Since we are only ten days from Christmas, I thought it appropriate to make Saint Nicholas my VIP for this week. The man known as Saint Nicholas was born on March 15, 270, and died on December 6, 343, in Asia Minor (modern-day Demre, Turkey). He was born in the Roman Empire, the only son of wealthy Greek parents. His “parents died in an epidemic while Nicholas was still young and he was raised by his uncle – also named Nicholas – who was the bishop of Patara.” The uncle also ordained young Nicholas a priest.
Some priests apparently went to the Holy Land in AD 305 to establish a small monastery. “These monks lived on the mountain overlooking Bethlehem in a few caves. In the years 312-315, St. Nicholas lived there and came as a pilgrim to visit the Holy Sepulchre, Golgotha, Bethlehem, and many other sites in the Holy Land. The Saint Nicholas Greek Orthodox Church is located on the site of his cave in Beit Jala where today there are innumerable stories about Nicholas still handed down from generation to generation. A text written in his own hand is still in the care of the Greek Orthodox Patriarch of Jerusalem. It was in his prayers that St. Nicholas heard the Holy Spirit call him back to Asis Minor, to Myra, where soon after his return in 317 he was consecrated bishop.
“In 325, he was one of many bishops to answer the request of Constantine and appear at the First Council of Nicaea. There, Nicholas was a staunch anti-Arian, defender of the Orthodox Christian position, and one of the bishops who signed the Nicene Creed….”
Saint Nicholas is “commemorated and revered among Anglican, Catholic, Lutheran, and Orthodox Christians. In addition, some Baptist, Methodist, Presbyterian, and Reformed churches have been named in honor of Saint Nicholas. Saint Nicholas is the patron saint of sailors, merchants, archers, repentant thieves, children, brewers, pawnbrokers, and students in various cities and countries around Europe.”
I recently read a new novel entitle The Immortal Nicholas by Glenn Beck. Beck apparently told the story to his little children as a way to connect the generosity of Santa Claus to the Savior of the world, even Jesus Christ. He fleshed out the story and published it this year. I thoroughly enjoyed the story and highly recommend it.
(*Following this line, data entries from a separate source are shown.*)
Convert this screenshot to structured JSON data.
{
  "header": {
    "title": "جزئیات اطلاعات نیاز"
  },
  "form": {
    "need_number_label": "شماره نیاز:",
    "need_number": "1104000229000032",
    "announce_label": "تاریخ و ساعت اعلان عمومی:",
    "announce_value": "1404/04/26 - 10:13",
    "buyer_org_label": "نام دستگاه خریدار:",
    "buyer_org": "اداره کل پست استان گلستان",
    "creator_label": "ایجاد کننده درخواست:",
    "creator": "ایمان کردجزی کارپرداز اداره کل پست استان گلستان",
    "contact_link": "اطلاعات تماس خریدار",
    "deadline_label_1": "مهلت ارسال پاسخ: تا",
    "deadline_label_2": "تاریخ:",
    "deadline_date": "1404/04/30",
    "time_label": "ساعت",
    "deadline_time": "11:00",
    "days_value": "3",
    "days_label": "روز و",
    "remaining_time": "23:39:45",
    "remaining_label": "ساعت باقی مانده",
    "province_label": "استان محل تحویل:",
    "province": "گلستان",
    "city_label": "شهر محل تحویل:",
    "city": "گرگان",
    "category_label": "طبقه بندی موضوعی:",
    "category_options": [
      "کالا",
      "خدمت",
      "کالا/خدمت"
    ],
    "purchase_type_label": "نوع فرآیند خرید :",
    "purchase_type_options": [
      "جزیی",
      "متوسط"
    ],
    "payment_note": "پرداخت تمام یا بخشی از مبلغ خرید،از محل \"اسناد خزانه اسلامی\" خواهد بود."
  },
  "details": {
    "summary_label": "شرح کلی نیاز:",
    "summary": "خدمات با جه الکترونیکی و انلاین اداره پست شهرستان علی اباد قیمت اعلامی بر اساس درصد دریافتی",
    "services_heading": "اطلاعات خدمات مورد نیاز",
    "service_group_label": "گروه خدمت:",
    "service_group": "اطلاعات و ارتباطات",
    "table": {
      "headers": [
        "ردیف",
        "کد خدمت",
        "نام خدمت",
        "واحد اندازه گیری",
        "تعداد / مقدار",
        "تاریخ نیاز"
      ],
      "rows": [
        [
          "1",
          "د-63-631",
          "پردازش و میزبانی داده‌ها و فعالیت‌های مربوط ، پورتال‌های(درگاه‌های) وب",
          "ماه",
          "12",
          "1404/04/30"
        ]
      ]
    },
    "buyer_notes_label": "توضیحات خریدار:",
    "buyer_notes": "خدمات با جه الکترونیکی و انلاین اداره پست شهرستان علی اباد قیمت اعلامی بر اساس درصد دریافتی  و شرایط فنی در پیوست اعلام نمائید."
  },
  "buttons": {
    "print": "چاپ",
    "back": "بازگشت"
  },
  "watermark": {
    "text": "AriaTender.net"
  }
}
The book is basically the story of Agios, a poor man who lost his wife and newborn child and later lost his only surviving child, a son. He is heart-broken and tries to drown his sorrows in alcohol. He is rescued by a nice man and ends up accompanying the three wise men – sometimes known as Caspar, Melchior and Balthazar – to Bethlehem, all the time following a “new star” in the heavens. The story continues with Agios secretly guarding the Christ Child until He returns to Galilee. Agios becomes a believer when he meets the adult Jesus just before the crucifixion. Agios later meets the young boy Nicholas who becomes priest after the death of his parents. Agios and Nicholas both have read coats and go about doing good and leaving gifts. Somehow Agios becomes immortal and carries on the work after the death of Nicholas.
A longer review of the book can be found at this site.